ACTION ITEM:
The records below must be retyped exactly.

RECORDS SUPPLIED:

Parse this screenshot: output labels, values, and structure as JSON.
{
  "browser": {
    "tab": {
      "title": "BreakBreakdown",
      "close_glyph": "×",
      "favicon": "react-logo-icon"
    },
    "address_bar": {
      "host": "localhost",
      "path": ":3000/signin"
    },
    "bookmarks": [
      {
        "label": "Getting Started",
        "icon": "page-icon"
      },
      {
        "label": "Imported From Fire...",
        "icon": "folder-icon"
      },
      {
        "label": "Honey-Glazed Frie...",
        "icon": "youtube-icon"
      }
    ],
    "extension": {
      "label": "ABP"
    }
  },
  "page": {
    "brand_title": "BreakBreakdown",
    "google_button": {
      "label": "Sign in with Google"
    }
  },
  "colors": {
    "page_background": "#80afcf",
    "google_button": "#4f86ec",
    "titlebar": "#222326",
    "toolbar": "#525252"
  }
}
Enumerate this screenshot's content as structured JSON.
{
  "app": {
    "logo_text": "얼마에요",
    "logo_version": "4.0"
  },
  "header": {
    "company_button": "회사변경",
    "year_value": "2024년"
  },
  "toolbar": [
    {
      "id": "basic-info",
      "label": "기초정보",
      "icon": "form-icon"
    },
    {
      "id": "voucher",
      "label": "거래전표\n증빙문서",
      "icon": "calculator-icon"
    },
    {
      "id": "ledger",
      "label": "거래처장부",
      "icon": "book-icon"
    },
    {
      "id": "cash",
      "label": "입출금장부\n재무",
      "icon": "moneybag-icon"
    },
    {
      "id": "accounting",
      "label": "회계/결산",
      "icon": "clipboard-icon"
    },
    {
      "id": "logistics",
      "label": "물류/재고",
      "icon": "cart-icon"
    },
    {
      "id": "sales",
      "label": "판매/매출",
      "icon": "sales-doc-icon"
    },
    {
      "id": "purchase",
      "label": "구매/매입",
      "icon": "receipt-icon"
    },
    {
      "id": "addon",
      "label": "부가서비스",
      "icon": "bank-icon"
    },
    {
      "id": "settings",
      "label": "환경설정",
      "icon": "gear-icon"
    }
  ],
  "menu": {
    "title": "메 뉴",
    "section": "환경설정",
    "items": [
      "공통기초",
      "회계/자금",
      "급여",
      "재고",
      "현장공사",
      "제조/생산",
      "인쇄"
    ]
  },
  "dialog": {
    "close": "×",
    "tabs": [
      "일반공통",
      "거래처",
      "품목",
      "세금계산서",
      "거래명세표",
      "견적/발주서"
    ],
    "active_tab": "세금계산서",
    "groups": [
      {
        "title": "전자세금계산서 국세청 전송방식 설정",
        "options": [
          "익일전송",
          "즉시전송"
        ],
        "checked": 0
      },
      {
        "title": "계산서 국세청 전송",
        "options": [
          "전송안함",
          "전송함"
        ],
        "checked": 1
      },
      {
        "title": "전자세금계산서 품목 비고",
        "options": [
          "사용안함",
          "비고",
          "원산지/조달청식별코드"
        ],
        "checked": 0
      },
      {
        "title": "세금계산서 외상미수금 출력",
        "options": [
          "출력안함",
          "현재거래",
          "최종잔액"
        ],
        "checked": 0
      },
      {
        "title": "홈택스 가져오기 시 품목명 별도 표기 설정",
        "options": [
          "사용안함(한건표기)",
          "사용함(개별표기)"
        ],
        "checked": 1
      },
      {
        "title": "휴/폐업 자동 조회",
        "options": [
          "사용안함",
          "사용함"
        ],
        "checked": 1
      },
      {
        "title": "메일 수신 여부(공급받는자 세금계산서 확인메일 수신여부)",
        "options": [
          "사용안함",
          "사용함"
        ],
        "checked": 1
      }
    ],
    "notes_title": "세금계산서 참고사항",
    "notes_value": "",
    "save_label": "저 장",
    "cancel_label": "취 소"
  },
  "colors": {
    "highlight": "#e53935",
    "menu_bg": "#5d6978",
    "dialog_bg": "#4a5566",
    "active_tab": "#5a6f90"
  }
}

YOUR RESPONSE:
Parse this screenshot: output labels, values, and structure as JSON.
{
  "browser": {
    "tab": {
      "title": "BreakBreakdown",
      "close_glyph": "×",
      "favicon": "react-logo-icon"
    },
    "address_bar": {
      "host": "localhost",
      "path": ":3000/signin"
    },
    "bookmarks": [
      {
        "label": "Getting Started",
        "icon": "page-icon"
      },
      {
        "label": "Imported From Fire...",
        "icon": "folder-icon"
      },
      {
        "label": "Honey-Glazed Frie...",
        "icon": "youtube-icon"
      }
    ],
    "extension": {
      "label": "ABP"
    }
  },
  "page": {
    "brand_title": "BreakBreakdown",
    "google_button": {
      "label": "Sign in with Google"
    }
  },
  "colors": {
    "page_background": "#80afcf",
    "google_button": "#4f86ec",
    "titlebar": "#222326",
    "toolbar": "#525252"
  }
}
Enumerate this screenshot's content as structured JSON.
{
  "app": {
    "logo_text": "얼마에요",
    "logo_version": "4.0"
  },
  "header": {
    "company_button": "회사변경",
    "year_value": "2024년"
  },
  "toolbar": [
    {
      "id": "basic-info",
      "label": "기초정보",
      "icon": "form-icon"
    },
    {
      "id": "voucher",
      "label": "거래전표\n증빙문서",
      "icon": "calculator-icon"
    },
    {
      "id": "ledger",
      "label": "거래처장부",
      "icon": "book-icon"
    },
    {
      "id": "cash",
      "label": "입출금장부\n재무",
      "icon": "moneybag-icon"
    },
    {
      "id": "accounting",
      "label": "회계/결산",
      "icon": "clipboard-icon"
    },
    {
      "id": "logistics",
      "label": "물류/재고",
      "icon": "cart-icon"
    },
    {
      "id": "sales",
      "label": "판매/매출",
      "icon": "sales-doc-icon"
    },
    {
      "id": "purchase",
      "label": "구매/매입",
      "icon": "receipt-icon"
    },
    {
      "id": "addon",
      "label": "부가서비스",
      "icon": "bank-icon"
    },
    {
      "id": "settings",
      "label": "환경설정",
      "icon": "gear-icon"
    }
  ],
  "menu": {
    "title": "메 뉴",
    "section": "환경설정",
    "items": [
      "공통기초",
      "회계/자금",
      "급여",
      "재고",
      "현장공사",
      "제조/생산",
      "인쇄"
    ]
  },
  "dialog": {
    "close": "×",
    "tabs": [
      "일반공통",
      "거래처",
      "품목",
      "세금계산서",
      "거래명세표",
      "견적/발주서"
    ],
    "active_tab": "세금계산서",
    "groups": [
      {
        "title": "전자세금계산서 국세청 전송방식 설정",
        "options": [
          "익일전송",
          "즉시전송"
        ],
        "checked": 0
      },
      {
        "title": "계산서 국세청 전송",
        "options": [
          "전송안함",
          "전송함"
        ],
        "checked": 1
      },
      {
        "title": "전자세금계산서 품목 비고",
        "options": [
          "사용안함",
          "비고",
          "원산지/조달청식별코드"
        ],
        "checked": 0
      },
      {
        "title": "세금계산서 외상미수금 출력",
        "options": [
          "출력안함",
          "현재거래",
          "최종잔액"
        ],
        "checked": 0
      },
      {
        "title": "홈택스 가져오기 시 품목명 별도 표기 설정",
        "options": [
          "사용안함(한건표기)",
          "사용함(개별표기)"
        ],
        "checked": 1
      },
      {
        "title": "휴/폐업 자동 조회",
        "options": [
          "사용안함",
          "사용함"
        ],
        "checked": 1
      },
      {
        "title": "메일 수신 여부(공급받는자 세금계산서 확인메일 수신여부)",
        "options": [
          "사용안함",
          "사용함"
        ],
        "checked": 1
      }
    ],
    "notes_title": "세금계산서 참고사항",
    "notes_value": "",
    "save_label": "저 장",
    "cancel_label": "취 소"
  },
  "colors": {
    "highlight": "#e53935",
    "menu_bg": "#5d6978",
    "dialog_bg": "#4a5566",
    "active_tab": "#5a6f90"
  }
}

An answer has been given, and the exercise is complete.